Staying on top of your oral hygiene will help you keep your dental implants in good condition. However, regular dentist appointments remain an important part of your dental care routine.

Everyone should go to the dentist at least once every six months. Those who have recently had dental implants should be particularly proactive about scheduling visits. Individuals with dental implants should have deep cleaning treatments on a regular basis.

Dentists also monitor the condition of your dental implants. You’re much more likely to avoid long-term problems if minor issues are identified by a professional sooner rather than later. Dentists can also provide advice about maintaining dental implants effectively on your own.

 

Ask Questions
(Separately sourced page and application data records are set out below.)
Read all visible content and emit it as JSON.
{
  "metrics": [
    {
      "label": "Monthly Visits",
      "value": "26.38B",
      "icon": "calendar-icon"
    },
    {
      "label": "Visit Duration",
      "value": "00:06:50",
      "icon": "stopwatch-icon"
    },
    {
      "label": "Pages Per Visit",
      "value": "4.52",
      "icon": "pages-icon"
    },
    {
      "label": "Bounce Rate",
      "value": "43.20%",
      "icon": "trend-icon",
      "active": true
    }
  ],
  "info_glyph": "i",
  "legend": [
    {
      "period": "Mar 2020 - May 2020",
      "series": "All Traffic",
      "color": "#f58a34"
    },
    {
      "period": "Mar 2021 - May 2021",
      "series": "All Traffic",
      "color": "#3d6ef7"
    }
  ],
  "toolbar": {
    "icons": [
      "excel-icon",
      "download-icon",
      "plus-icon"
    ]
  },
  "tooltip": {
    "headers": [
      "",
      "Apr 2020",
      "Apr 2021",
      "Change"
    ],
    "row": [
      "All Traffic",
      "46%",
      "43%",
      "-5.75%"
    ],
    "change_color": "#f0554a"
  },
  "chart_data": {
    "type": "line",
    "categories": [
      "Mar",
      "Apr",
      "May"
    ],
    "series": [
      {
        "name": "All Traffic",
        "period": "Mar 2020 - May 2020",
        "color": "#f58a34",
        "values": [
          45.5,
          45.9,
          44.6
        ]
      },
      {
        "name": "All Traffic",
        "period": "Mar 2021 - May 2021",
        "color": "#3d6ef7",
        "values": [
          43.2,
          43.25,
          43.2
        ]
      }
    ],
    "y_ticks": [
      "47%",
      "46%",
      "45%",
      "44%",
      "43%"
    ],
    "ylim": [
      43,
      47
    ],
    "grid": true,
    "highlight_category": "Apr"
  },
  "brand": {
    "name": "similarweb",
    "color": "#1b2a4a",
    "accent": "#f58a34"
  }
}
These tips can help you keep your dental implants in the best possible shape for years to come. However, you may still have questions about proper upkeep. Always ask your oral surgeon when you aren’t sure you fully understand how to protect your dental implants from damage.

Your oral surgeon’s role doesn’t end after he or she has installed your new artificial teeth. Dental implant care is a joint effort between you and your oral surgeon. When you are willing to contact him or her with any questions you have, you’re much less likely to experience dental implant failure.